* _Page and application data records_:
----------
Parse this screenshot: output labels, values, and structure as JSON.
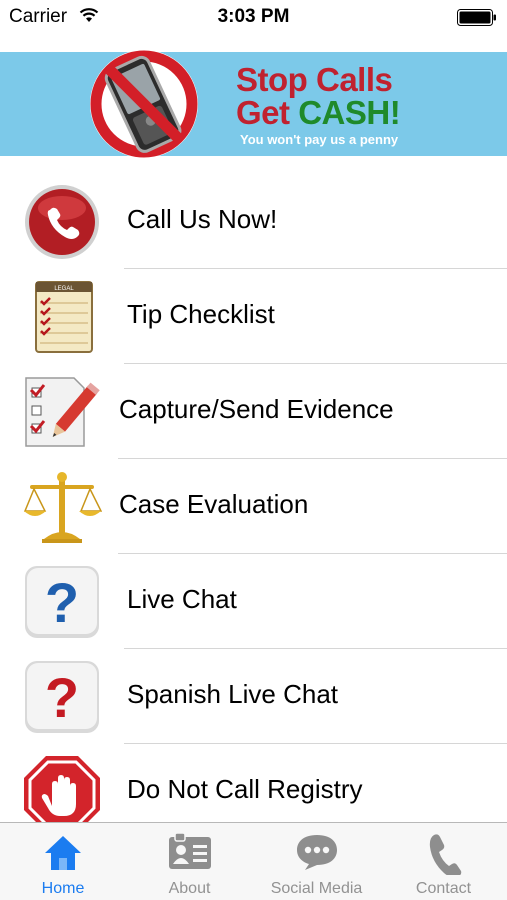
{
  "status_bar": {
    "carrier": "Carrier",
    "time": "3:03 PM"
  },
  "banner": {
    "line1": "Stop Calls",
    "line2_prefix": "Get ",
    "line2_highlight": "CASH!",
    "tagline": "You won't pay us a penny",
    "colors": {
      "background": "#7cc9e9",
      "red": "#c0222f",
      "green": "#1f8a2b"
    }
  },
  "menu": {
    "items": [
      {
        "label": "Call Us Now!",
        "icon": "phone-red-icon"
      },
      {
        "label": "Tip Checklist",
        "icon": "legal-pad-checklist-icon"
      },
      {
        "label": "Capture/Send Evidence",
        "icon": "checklist-pencil-icon"
      },
      {
        "label": "Case Evaluation",
        "icon": "scales-of-justice-icon"
      },
      {
        "label": "Live Chat",
        "icon": "blue-question-icon"
      },
      {
        "label": "Spanish Live Chat",
        "icon": "red-question-icon"
      },
      {
        "label": "Do Not Call Registry",
        "icon": "stop-hand-icon"
      }
    ]
  },
  "tab_bar": {
    "active_color": "#1b7cf0",
    "inactive_color": "#929292",
    "tabs": [
      {
        "label": "Home",
        "icon": "home-icon",
        "active": true
      },
      {
        "label": "About",
        "icon": "contact-card-icon",
        "active": false
      },
      {
        "label": "Social Media",
        "icon": "speech-bubble-icon",
        "active": false
      },
      {
        "label": "Contact",
        "icon": "phone-handset-icon",
        "active": false
      }
    ]
  }
}
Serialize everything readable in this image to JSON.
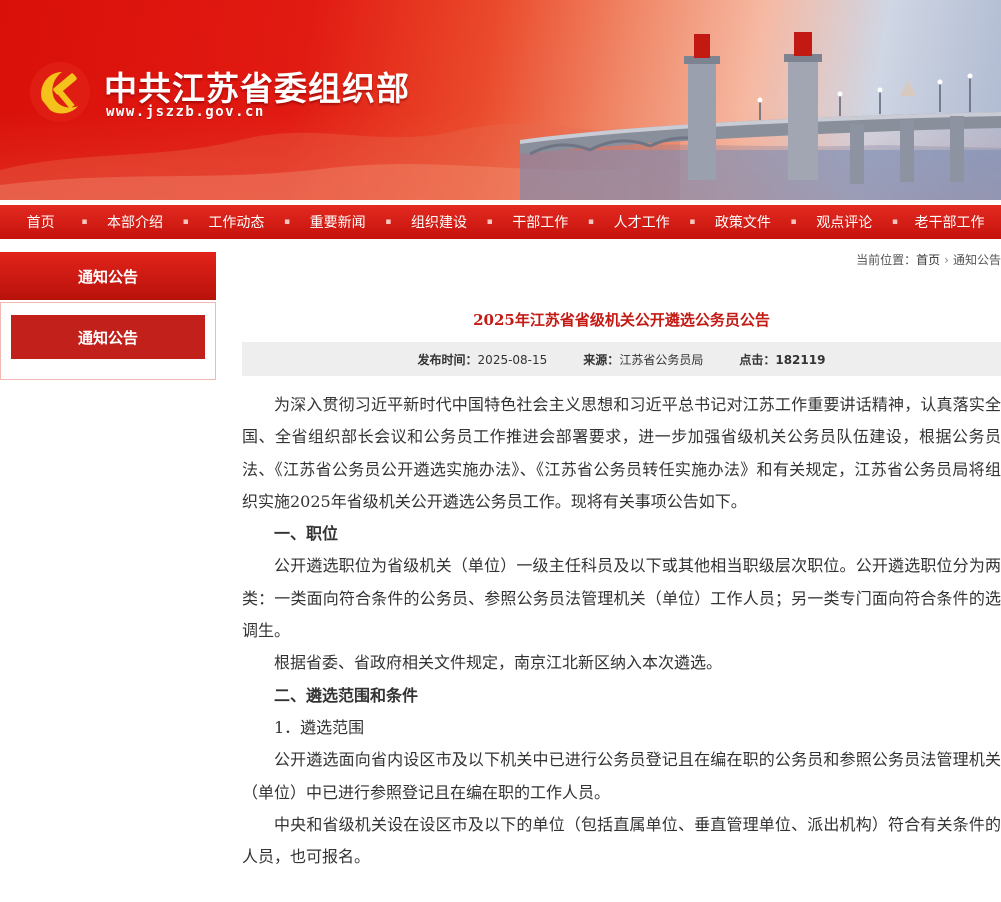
{
  "header": {
    "site_title": "中共江苏省委组织部",
    "site_url": "www.jszzb.gov.cn"
  },
  "nav": {
    "items": [
      "首页",
      "本部介绍",
      "工作动态",
      "重要新闻",
      "组织建设",
      "干部工作",
      "人才工作",
      "政策文件",
      "观点评论",
      "老干部工作"
    ]
  },
  "sidebar": {
    "heading": "通知公告",
    "items": [
      "通知公告"
    ]
  },
  "breadcrumb": {
    "prefix": "当前位置：",
    "home": "首页",
    "current": "通知公告"
  },
  "article": {
    "title": "2025年江苏省省级机关公开遴选公务员公告",
    "publish_label": "发布时间：",
    "publish_date": "2025-08-15",
    "source_label": "来源：",
    "source": "江苏省公务员局",
    "clicks_label": "点击：",
    "clicks": "182119",
    "paragraphs": [
      {
        "text": "为深入贯彻习近平新时代中国特色社会主义思想和习近平总书记对江苏工作重要讲话精神，认真落实全国、全省组织部长会议和公务员工作推进会部署要求，进一步加强省级机关公务员队伍建设，根据公务员法、《江苏省公务员公开遴选实施办法》、《江苏省公务员转任实施办法》和有关规定，江苏省公务员局将组织实施2025年省级机关公开遴选公务员工作。现将有关事项公告如下。",
        "heading": false
      },
      {
        "text": "一、职位",
        "heading": true
      },
      {
        "text": "公开遴选职位为省级机关（单位）一级主任科员及以下或其他相当职级层次职位。公开遴选职位分为两类：一类面向符合条件的公务员、参照公务员法管理机关（单位）工作人员；另一类专门面向符合条件的选调生。",
        "heading": false
      },
      {
        "text": "根据省委、省政府相关文件规定，南京江北新区纳入本次遴选。",
        "heading": false
      },
      {
        "text": "二、遴选范围和条件",
        "heading": true
      },
      {
        "text": "1．遴选范围",
        "heading": false
      },
      {
        "text": "公开遴选面向省内设区市及以下机关中已进行公务员登记且在编在职的公务员和参照公务员法管理机关（单位）中已进行参照登记且在编在职的工作人员。",
        "heading": false
      },
      {
        "text": "中央和省级机关设在设区市及以下的单位（包括直属单位、垂直管理单位、派出机构）符合有关条件的人员，也可报名。",
        "heading": false
      }
    ]
  },
  "colors": {
    "brand_red": "#c41a14",
    "nav_red": "#d4170f",
    "meta_bg": "#eeeeee"
  }
}
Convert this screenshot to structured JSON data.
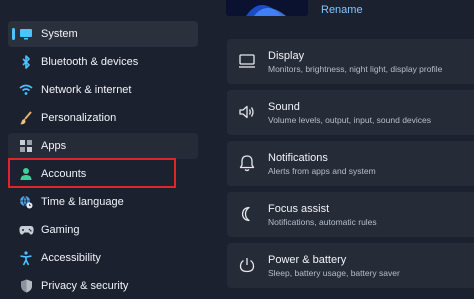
{
  "sidebar": {
    "items": [
      {
        "label": "System",
        "icon": "monitor-icon",
        "selected": true
      },
      {
        "label": "Bluetooth & devices",
        "icon": "bluetooth-icon"
      },
      {
        "label": "Network & internet",
        "icon": "wifi-icon"
      },
      {
        "label": "Personalization",
        "icon": "paintbrush-icon"
      },
      {
        "label": "Apps",
        "icon": "apps-icon"
      },
      {
        "label": "Accounts",
        "icon": "person-icon",
        "highlighted": true
      },
      {
        "label": "Time & language",
        "icon": "globe-clock-icon"
      },
      {
        "label": "Gaming",
        "icon": "gamepad-icon"
      },
      {
        "label": "Accessibility",
        "icon": "accessibility-icon"
      },
      {
        "label": "Privacy & security",
        "icon": "shield-icon"
      }
    ]
  },
  "device": {
    "rename_label": "Rename"
  },
  "settings": [
    {
      "title": "Display",
      "subtitle": "Monitors, brightness, night light, display profile",
      "icon": "display-icon"
    },
    {
      "title": "Sound",
      "subtitle": "Volume levels, output, input, sound devices",
      "icon": "speaker-icon"
    },
    {
      "title": "Notifications",
      "subtitle": "Alerts from apps and system",
      "icon": "bell-icon"
    },
    {
      "title": "Focus assist",
      "subtitle": "Notifications, automatic rules",
      "icon": "moon-icon"
    },
    {
      "title": "Power & battery",
      "subtitle": "Sleep, battery usage, battery saver",
      "icon": "power-icon"
    }
  ],
  "colors": {
    "accent": "#4cc2ff",
    "highlight_border": "#e0232e",
    "background": "#1c2130",
    "card": "#262b38"
  }
}
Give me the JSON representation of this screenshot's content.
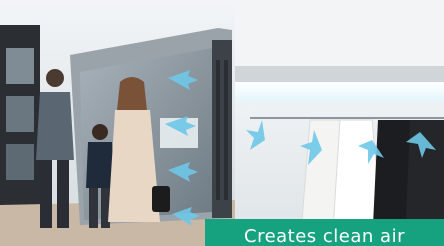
{
  "caption": {
    "text": "Creates clean air"
  },
  "colors": {
    "caption_background": "#17a27f",
    "caption_text": "#ffffff",
    "airflow_arrows": "#6ec8e8"
  }
}
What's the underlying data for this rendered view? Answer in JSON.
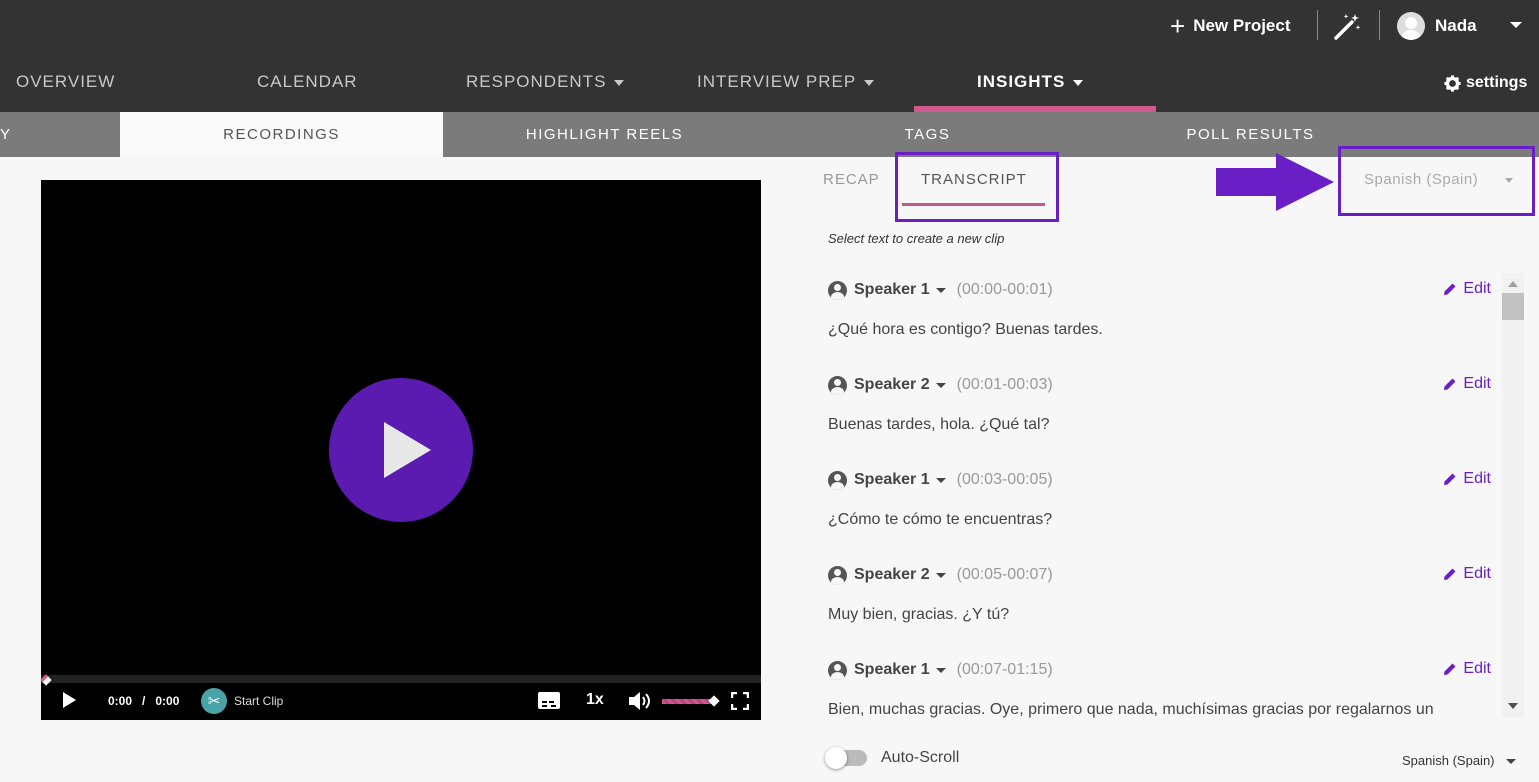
{
  "header": {
    "new_project_label": "New Project",
    "user_name": "Nada"
  },
  "main_nav": {
    "items": [
      {
        "label": "OVERVIEW"
      },
      {
        "label": "CALENDAR"
      },
      {
        "label": "RESPONDENTS"
      },
      {
        "label": "INTERVIEW PREP"
      },
      {
        "label": "INSIGHTS"
      }
    ],
    "active": "INSIGHTS",
    "settings_label": "settings"
  },
  "sub_nav": {
    "partial_label": "Y",
    "tabs": [
      {
        "label": "RECORDINGS"
      },
      {
        "label": "HIGHLIGHT REELS"
      },
      {
        "label": "TAGS"
      },
      {
        "label": "POLL RESULTS"
      }
    ],
    "active": "RECORDINGS"
  },
  "player": {
    "current_time": "0:00",
    "separator": "/",
    "duration": "0:00",
    "start_clip_label": "Start Clip",
    "speed": "1x",
    "progress_fraction": 0.0,
    "volume_fraction": 1.0
  },
  "panel": {
    "tabs": [
      {
        "label": "RECAP"
      },
      {
        "label": "TRANSCRIPT"
      }
    ],
    "active_tab": "TRANSCRIPT",
    "language": "Spanish (Spain)",
    "hint": "Select text to create a new clip",
    "edit_label": "Edit",
    "entries": [
      {
        "speaker": "Speaker 1",
        "time": "(00:00-00:01)",
        "text": "¿Qué hora es contigo? Buenas tardes."
      },
      {
        "speaker": "Speaker 2",
        "time": "(00:01-00:03)",
        "text": "Buenas tardes, hola. ¿Qué tal?"
      },
      {
        "speaker": "Speaker 1",
        "time": "(00:03-00:05)",
        "text": "¿Cómo te cómo te encuentras?"
      },
      {
        "speaker": "Speaker 2",
        "time": "(00:05-00:07)",
        "text": "Muy bien, gracias. ¿Y tú?"
      },
      {
        "speaker": "Speaker 1",
        "time": "(00:07-01:15)",
        "text": "Bien, muchas gracias. Oye, primero que nada, muchísimas gracias por regalarnos un"
      }
    ],
    "auto_scroll_label": "Auto-Scroll",
    "auto_scroll_on": false,
    "footer_language": "Spanish (Spain)"
  },
  "colors": {
    "header_bg": "#333333",
    "subnav_bg": "#7b7b7b",
    "accent_pink": "#d05a8e",
    "accent_purple": "#6a1fc6",
    "play_button": "#5b1bb0"
  }
}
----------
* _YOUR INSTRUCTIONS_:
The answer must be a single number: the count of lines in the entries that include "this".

* _COMPLETED TASK_:
5